Fat, NOT fluffy.
Then, I added the peaches. The added sugar had begun to bring out the water in the fruit, making this a considerable addition of liquid. The soft, juicy peaches did NOT want to mix with the dense dough, therefore requiring lots and lots of mixing. The more mixing you do, the worse your final product will be. Fact of baking (at least for soft pastries).
My final dough product was a bit of a wet mess, making the portioning out of cookie sized balls a two-handed task. I formed the balls out of 2-3 Tbsp. of batter, but if I was to repeat the recipe, I would err on the smaller side. Particularly because of the large moisture content, the cookies flattened and spread during the baking process, leaving me with a pan of smushed together cookies. Sigh. I baked them for about 25 minutes, until the bottoms began to brown and the tops were nice and set.
Thankfully, while the final product looked nothing like what I imagined, they tasted delicious! The peaches had cooked to the point that they reminded me of those in a peach pie- soft, sweet, and still quite juicy. The dough formed a very soft base, which my boyfriend compared to the fluffy texture of a pancake. I'm not sure I would eat these for breakfast, but he may be on to something.
I definitely intend to make these again, and next time I will make some adjustments- stick to the 2/3 cup cream (and perhaps substitute light cream or half and half), use pastry flour (although my final product was soft, this was due to my inability to follow directions), and perhaps use cinnamon as well. The nutmeg gives the cookies a distinct spice, and while I enjoyed it, I think the flavor would be more balanced by the addition of cinnamon. Also, I would refrigerate the cookies after cooling them. The moisture and sugar in the peaches simply screams for mold to grow on them, leaving them inedible in just two days time.

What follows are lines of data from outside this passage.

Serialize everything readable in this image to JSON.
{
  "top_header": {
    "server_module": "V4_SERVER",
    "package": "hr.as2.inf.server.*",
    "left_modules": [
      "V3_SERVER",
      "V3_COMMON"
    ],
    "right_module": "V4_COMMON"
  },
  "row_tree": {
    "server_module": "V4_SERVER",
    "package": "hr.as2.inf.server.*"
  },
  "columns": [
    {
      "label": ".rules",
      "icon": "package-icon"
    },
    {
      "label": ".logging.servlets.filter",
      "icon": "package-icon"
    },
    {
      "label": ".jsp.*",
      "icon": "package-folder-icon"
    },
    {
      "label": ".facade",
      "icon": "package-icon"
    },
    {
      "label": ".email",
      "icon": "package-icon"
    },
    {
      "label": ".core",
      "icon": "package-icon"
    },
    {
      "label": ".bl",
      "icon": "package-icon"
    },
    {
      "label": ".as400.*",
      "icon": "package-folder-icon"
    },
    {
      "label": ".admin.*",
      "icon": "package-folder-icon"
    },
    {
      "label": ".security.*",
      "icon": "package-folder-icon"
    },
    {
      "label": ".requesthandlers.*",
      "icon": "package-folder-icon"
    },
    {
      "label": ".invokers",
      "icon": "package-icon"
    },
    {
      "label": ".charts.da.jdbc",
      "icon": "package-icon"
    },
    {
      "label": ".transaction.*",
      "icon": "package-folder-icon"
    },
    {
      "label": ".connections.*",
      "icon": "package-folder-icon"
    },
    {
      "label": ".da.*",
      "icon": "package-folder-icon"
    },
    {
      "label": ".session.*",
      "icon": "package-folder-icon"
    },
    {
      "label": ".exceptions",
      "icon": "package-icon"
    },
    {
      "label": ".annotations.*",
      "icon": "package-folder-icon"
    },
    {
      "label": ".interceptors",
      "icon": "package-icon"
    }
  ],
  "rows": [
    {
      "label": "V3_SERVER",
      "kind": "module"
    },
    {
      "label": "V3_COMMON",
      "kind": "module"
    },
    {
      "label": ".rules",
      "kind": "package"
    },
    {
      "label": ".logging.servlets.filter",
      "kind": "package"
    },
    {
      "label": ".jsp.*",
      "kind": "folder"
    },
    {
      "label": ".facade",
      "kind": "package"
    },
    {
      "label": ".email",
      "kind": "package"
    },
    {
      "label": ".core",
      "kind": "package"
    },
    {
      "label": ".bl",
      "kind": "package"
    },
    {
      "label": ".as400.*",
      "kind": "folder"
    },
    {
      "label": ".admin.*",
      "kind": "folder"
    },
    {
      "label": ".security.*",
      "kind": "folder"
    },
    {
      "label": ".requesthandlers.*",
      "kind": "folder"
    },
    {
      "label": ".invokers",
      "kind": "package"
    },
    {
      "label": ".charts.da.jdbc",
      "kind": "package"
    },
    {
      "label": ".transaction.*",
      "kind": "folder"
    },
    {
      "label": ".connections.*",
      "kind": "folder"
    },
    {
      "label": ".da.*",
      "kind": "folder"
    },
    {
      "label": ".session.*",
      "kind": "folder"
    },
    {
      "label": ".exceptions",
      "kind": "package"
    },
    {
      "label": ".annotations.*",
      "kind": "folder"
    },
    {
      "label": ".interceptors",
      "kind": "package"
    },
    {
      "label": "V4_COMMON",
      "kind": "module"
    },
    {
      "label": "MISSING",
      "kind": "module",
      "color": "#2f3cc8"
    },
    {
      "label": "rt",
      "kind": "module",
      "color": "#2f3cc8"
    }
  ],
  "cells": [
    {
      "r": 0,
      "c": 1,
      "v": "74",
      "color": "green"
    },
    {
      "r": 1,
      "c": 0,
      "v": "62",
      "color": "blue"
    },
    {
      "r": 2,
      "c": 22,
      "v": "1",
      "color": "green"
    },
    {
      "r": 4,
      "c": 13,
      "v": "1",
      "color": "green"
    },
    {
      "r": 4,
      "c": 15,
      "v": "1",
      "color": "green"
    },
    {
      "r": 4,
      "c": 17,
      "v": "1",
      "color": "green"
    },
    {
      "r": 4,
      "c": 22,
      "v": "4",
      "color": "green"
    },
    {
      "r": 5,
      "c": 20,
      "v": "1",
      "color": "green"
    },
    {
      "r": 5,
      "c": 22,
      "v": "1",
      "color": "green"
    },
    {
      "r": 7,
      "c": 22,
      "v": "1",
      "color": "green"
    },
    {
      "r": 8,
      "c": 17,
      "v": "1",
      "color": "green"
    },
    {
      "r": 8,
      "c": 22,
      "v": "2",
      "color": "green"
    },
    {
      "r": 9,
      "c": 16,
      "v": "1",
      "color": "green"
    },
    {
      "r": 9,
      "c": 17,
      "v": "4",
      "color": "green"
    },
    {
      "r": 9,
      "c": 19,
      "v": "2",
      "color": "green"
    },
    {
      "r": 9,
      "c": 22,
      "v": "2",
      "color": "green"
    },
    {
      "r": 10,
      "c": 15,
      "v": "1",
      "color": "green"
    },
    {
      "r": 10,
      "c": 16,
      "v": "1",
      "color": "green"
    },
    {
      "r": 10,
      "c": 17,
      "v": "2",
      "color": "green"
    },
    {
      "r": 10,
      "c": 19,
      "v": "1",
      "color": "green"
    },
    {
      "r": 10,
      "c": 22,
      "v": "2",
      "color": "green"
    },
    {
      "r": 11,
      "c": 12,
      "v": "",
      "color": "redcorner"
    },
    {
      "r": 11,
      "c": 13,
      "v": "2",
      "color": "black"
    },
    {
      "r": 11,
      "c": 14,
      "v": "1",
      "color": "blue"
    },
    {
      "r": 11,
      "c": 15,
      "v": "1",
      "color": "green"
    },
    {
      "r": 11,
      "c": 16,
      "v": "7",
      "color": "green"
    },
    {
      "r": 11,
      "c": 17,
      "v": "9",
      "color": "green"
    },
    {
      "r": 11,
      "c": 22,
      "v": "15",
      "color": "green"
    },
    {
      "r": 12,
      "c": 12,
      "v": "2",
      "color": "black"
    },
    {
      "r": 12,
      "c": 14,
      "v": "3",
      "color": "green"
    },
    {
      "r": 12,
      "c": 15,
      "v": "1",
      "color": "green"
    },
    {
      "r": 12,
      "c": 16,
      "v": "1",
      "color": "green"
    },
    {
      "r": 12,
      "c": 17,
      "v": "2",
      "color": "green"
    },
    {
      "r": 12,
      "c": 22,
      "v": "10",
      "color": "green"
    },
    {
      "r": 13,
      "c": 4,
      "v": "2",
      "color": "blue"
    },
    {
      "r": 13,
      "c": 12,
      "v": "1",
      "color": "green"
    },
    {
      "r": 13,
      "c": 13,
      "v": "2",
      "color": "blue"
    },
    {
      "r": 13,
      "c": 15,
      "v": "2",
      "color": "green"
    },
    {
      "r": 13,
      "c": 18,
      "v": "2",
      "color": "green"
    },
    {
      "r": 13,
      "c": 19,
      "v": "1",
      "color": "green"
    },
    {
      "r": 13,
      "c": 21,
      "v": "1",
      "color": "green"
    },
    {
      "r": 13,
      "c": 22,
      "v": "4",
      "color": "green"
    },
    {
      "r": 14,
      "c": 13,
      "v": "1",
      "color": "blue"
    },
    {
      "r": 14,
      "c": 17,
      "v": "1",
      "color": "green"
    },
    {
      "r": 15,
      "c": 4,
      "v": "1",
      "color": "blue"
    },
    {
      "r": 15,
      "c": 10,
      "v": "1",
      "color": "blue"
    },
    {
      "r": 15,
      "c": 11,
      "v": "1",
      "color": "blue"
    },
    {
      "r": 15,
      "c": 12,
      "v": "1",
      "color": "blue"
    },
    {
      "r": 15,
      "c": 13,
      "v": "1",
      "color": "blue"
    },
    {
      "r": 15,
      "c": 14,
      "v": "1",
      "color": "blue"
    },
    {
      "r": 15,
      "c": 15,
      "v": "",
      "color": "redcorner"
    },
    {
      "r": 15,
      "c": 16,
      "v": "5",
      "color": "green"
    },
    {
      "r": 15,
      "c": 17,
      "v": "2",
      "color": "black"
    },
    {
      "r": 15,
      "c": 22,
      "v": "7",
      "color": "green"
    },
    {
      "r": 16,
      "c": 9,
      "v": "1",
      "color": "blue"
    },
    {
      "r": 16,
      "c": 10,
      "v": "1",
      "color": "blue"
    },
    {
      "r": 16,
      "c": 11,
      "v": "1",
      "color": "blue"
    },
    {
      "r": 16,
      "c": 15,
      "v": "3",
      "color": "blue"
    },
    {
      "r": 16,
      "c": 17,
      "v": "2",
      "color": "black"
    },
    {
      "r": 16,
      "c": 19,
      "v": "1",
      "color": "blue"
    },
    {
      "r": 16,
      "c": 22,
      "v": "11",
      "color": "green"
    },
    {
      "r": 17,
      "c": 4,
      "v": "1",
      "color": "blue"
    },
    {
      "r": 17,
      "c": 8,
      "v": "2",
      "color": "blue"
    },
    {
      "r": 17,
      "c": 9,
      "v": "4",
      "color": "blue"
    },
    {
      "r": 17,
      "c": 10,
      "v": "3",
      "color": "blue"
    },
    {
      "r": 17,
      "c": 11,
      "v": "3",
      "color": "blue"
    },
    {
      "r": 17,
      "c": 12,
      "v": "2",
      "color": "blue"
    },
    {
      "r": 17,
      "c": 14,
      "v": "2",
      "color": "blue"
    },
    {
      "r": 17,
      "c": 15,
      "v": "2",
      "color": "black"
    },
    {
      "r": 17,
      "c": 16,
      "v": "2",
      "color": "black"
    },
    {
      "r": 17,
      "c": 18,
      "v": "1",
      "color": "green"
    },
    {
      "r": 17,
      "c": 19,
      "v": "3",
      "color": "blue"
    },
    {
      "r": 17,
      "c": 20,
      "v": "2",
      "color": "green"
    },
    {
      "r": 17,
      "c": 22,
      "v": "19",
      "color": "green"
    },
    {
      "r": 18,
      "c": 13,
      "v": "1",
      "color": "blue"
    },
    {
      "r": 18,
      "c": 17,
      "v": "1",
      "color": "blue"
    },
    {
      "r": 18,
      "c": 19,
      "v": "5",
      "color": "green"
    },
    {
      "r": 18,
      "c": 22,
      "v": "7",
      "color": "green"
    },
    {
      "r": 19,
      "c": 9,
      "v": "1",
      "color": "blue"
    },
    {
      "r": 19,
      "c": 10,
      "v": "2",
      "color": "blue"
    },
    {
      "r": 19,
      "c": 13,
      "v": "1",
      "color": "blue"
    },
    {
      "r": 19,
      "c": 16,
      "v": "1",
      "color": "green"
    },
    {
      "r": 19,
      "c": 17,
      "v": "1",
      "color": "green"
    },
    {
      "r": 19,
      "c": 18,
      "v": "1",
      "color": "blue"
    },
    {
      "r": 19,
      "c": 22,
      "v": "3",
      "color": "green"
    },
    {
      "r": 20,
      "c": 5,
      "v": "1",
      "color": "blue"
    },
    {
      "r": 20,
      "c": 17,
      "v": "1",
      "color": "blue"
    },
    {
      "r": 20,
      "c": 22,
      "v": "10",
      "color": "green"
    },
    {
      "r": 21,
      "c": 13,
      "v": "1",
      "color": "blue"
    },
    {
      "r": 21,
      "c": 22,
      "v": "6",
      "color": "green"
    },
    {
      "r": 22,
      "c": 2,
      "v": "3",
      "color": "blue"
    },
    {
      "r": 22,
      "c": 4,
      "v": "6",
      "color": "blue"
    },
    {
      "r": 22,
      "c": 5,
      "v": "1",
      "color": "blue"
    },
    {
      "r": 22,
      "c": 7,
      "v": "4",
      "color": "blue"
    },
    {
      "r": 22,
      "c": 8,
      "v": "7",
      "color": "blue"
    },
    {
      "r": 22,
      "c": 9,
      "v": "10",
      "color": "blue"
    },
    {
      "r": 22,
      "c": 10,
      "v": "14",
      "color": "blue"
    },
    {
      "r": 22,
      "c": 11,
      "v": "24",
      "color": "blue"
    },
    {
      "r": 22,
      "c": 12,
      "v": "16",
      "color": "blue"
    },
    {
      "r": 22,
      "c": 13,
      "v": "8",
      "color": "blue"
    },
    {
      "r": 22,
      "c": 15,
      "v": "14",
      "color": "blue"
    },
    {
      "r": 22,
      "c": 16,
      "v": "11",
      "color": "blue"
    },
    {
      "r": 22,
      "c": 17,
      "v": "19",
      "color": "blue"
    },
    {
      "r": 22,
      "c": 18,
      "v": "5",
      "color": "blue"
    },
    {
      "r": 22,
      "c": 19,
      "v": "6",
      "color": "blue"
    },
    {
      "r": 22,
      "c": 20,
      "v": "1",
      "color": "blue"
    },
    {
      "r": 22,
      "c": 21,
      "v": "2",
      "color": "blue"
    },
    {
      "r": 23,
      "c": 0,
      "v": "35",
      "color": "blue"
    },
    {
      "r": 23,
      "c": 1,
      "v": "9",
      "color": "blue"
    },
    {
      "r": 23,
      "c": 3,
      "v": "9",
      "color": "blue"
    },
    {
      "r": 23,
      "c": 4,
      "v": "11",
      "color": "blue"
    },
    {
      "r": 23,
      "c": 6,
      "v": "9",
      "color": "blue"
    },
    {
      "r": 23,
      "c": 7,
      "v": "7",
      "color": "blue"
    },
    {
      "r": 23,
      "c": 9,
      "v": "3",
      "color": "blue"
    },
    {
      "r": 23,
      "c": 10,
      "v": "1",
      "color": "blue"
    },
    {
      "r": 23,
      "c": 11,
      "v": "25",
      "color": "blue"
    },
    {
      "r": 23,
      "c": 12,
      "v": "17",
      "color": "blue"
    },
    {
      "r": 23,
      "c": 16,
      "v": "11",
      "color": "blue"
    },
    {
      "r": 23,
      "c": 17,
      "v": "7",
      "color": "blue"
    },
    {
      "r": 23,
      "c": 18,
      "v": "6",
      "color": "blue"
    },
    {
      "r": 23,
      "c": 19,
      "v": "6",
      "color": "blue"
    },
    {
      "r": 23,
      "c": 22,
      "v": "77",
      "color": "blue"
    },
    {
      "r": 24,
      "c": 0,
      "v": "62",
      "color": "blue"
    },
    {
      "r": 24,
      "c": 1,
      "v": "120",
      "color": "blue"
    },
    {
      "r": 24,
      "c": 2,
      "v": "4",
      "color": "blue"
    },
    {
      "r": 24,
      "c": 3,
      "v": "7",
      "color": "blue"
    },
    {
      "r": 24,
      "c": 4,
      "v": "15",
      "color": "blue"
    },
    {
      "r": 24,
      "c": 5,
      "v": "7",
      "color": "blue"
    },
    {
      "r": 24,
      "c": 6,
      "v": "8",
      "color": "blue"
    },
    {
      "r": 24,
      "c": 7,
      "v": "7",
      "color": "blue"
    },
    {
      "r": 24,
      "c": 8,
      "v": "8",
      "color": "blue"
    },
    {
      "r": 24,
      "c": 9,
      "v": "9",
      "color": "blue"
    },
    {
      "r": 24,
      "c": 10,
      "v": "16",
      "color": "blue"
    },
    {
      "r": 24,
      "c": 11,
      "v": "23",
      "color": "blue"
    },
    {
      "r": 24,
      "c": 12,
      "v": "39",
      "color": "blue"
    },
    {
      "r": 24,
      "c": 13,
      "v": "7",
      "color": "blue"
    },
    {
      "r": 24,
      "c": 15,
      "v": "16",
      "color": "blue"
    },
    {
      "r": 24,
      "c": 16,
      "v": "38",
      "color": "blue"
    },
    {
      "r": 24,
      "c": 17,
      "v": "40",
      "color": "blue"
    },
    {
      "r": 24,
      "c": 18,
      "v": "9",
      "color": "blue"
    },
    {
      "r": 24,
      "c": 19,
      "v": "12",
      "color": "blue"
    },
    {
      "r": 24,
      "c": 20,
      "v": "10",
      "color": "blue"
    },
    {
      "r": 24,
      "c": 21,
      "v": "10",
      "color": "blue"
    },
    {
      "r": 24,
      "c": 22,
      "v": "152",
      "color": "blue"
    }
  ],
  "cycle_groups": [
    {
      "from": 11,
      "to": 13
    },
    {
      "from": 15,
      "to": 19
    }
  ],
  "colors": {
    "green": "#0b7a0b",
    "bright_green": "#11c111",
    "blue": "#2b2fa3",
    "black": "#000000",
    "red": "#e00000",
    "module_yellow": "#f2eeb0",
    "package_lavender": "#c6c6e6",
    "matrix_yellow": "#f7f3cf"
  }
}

Hope all of you are enjoying the fruits of summer!
137 W. Knowlton Road